● **What to produce**
Return the listing that follows, word for word.

● **Records**
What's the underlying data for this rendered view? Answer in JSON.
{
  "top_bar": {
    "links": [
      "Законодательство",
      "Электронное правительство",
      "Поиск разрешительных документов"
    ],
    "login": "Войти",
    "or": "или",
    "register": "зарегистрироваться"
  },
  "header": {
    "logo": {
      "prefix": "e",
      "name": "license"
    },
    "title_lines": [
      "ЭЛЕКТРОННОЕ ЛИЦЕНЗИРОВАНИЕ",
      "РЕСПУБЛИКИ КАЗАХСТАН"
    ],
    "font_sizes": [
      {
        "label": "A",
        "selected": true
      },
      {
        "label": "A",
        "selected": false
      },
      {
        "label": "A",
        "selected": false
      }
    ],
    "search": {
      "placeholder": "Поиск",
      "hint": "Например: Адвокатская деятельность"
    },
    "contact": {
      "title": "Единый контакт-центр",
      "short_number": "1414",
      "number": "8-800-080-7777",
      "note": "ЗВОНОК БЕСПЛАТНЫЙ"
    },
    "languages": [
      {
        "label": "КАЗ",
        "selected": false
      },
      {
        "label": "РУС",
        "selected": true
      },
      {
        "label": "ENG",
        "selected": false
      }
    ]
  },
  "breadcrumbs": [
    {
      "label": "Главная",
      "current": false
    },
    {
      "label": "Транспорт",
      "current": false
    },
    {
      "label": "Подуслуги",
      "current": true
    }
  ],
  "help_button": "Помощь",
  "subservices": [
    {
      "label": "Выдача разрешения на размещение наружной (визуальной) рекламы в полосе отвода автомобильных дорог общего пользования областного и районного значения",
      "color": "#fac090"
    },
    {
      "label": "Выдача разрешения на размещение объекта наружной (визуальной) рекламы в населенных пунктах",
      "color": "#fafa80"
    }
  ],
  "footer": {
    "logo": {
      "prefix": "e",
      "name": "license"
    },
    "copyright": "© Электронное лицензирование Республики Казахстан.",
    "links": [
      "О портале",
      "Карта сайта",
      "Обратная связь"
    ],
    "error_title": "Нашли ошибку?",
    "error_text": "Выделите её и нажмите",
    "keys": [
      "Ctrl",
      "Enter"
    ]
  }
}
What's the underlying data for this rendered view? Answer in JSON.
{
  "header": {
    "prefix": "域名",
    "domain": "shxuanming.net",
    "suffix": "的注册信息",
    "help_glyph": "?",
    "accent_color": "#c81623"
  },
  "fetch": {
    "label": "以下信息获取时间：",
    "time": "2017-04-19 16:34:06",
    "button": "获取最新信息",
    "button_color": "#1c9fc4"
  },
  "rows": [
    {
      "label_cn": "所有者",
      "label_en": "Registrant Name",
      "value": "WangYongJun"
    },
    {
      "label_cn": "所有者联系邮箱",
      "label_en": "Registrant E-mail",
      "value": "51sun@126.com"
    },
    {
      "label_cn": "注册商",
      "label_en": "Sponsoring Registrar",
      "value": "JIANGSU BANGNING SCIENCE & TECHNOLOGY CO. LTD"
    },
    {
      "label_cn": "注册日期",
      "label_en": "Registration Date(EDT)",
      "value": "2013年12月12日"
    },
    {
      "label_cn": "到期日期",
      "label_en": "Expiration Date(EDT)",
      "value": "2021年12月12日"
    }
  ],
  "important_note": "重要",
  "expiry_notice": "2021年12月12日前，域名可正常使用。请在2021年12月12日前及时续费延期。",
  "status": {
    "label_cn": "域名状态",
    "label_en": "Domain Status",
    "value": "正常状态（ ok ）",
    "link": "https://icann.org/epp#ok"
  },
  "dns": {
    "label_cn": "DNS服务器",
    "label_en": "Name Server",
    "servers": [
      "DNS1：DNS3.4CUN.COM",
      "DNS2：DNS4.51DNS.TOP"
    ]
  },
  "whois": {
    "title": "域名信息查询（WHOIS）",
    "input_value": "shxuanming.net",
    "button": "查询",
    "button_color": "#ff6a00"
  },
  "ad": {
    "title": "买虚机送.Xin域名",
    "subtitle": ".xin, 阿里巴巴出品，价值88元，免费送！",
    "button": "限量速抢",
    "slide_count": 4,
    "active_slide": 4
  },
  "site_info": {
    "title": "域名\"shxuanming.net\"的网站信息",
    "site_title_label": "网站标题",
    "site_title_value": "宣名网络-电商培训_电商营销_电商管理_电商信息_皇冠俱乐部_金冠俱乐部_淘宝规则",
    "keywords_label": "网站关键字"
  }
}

● **Written response**
What's the underlying data for this rendered view? Answer in JSON.
{
  "top_bar": {
    "links": [
      "Законодательство",
      "Электронное правительство",
      "Поиск разрешительных документов"
    ],
    "login": "Войти",
    "or": "или",
    "register": "зарегистрироваться"
  },
  "header": {
    "logo": {
      "prefix": "e",
      "name": "license"
    },
    "title_lines": [
      "ЭЛЕКТРОННОЕ ЛИЦЕНЗИРОВАНИЕ",
      "РЕСПУБЛИКИ КАЗАХСТАН"
    ],
    "font_sizes": [
      {
        "label": "A",
        "selected": true
      },
      {
        "label": "A",
        "selected": false
      },
      {
        "label": "A",
        "selected": false
      }
    ],
    "search": {
      "placeholder": "Поиск",
      "hint": "Например: Адвокатская деятельность"
    },
    "contact": {
      "title": "Единый контакт-центр",
      "short_number": "1414",
      "number": "8-800-080-7777",
      "note": "ЗВОНОК БЕСПЛАТНЫЙ"
    },
    "languages": [
      {
        "label": "КАЗ",
        "selected": false
      },
      {
        "label": "РУС",
        "selected": true
      },
      {
        "label": "ENG",
        "selected": false
      }
    ]
  },
  "breadcrumbs": [
    {
      "label": "Главная",
      "current": false
    },
    {
      "label": "Транспорт",
      "current": false
    },
    {
      "label": "Подуслуги",
      "current": true
    }
  ],
  "help_button": "Помощь",
  "subservices": [
    {
      "label": "Выдача разрешения на размещение наружной (визуальной) рекламы в полосе отвода автомобильных дорог общего пользования областного и районного значения",
      "color": "#fac090"
    },
    {
      "label": "Выдача разрешения на размещение объекта наружной (визуальной) рекламы в населенных пунктах",
      "color": "#fafa80"
    }
  ],
  "footer": {
    "logo": {
      "prefix": "e",
      "name": "license"
    },
    "copyright": "© Электронное лицензирование Республики Казахстан.",
    "links": [
      "О портале",
      "Карта сайта",
      "Обратная связь"
    ],
    "error_title": "Нашли ошибку?",
    "error_text": "Выделите её и нажмите",
    "keys": [
      "Ctrl",
      "Enter"
    ]
  }
}
What's the underlying data for this rendered view? Answer in JSON.
{
  "header": {
    "prefix": "域名",
    "domain": "shxuanming.net",
    "suffix": "的注册信息",
    "help_glyph": "?",
    "accent_color": "#c81623"
  },
  "fetch": {
    "label": "以下信息获取时间：",
    "time": "2017-04-19 16:34:06",
    "button": "获取最新信息",
    "button_color": "#1c9fc4"
  },
  "rows": [
    {
      "label_cn": "所有者",
      "label_en": "Registrant Name",
      "value": "WangYongJun"
    },
    {
      "label_cn": "所有者联系邮箱",
      "label_en": "Registrant E-mail",
      "value": "51sun@126.com"
    },
    {
      "label_cn": "注册商",
      "label_en": "Sponsoring Registrar",
      "value": "JIANGSU BANGNING SCIENCE & TECHNOLOGY CO. LTD"
    },
    {
      "label_cn": "注册日期",
      "label_en": "Registration Date(EDT)",
      "value": "2013年12月12日"
    },
    {
      "label_cn": "到期日期",
      "label_en": "Expiration Date(EDT)",
      "value": "2021年12月12日"
    }
  ],
  "important_note": "重要",
  "expiry_notice": "2021年12月12日前，域名可正常使用。请在2021年12月12日前及时续费延期。",
  "status": {
    "label_cn": "域名状态",
    "label_en": "Domain Status",
    "value": "正常状态（ ok ）",
    "link": "https://icann.org/epp#ok"
  },
  "dns": {
    "label_cn": "DNS服务器",
    "label_en": "Name Server",
    "servers": [
      "DNS1：DNS3.4CUN.COM",
      "DNS2：DNS4.51DNS.TOP"
    ]
  },
  "whois": {
    "title": "域名信息查询（WHOIS）",
    "input_value": "shxuanming.net",
    "button": "查询",
    "button_color": "#ff6a00"
  },
  "ad": {
    "title": "买虚机送.Xin域名",
    "subtitle": ".xin, 阿里巴巴出品，价值88元，免费送！",
    "button": "限量速抢",
    "slide_count": 4,
    "active_slide": 4
  },
  "site_info": {
    "title": "域名\"shxuanming.net\"的网站信息",
    "site_title_label": "网站标题",
    "site_title_value": "宣名网络-电商培训_电商营销_电商管理_电商信息_皇冠俱乐部_金冠俱乐部_淘宝规则",
    "keywords_label": "网站关键字"
  }
}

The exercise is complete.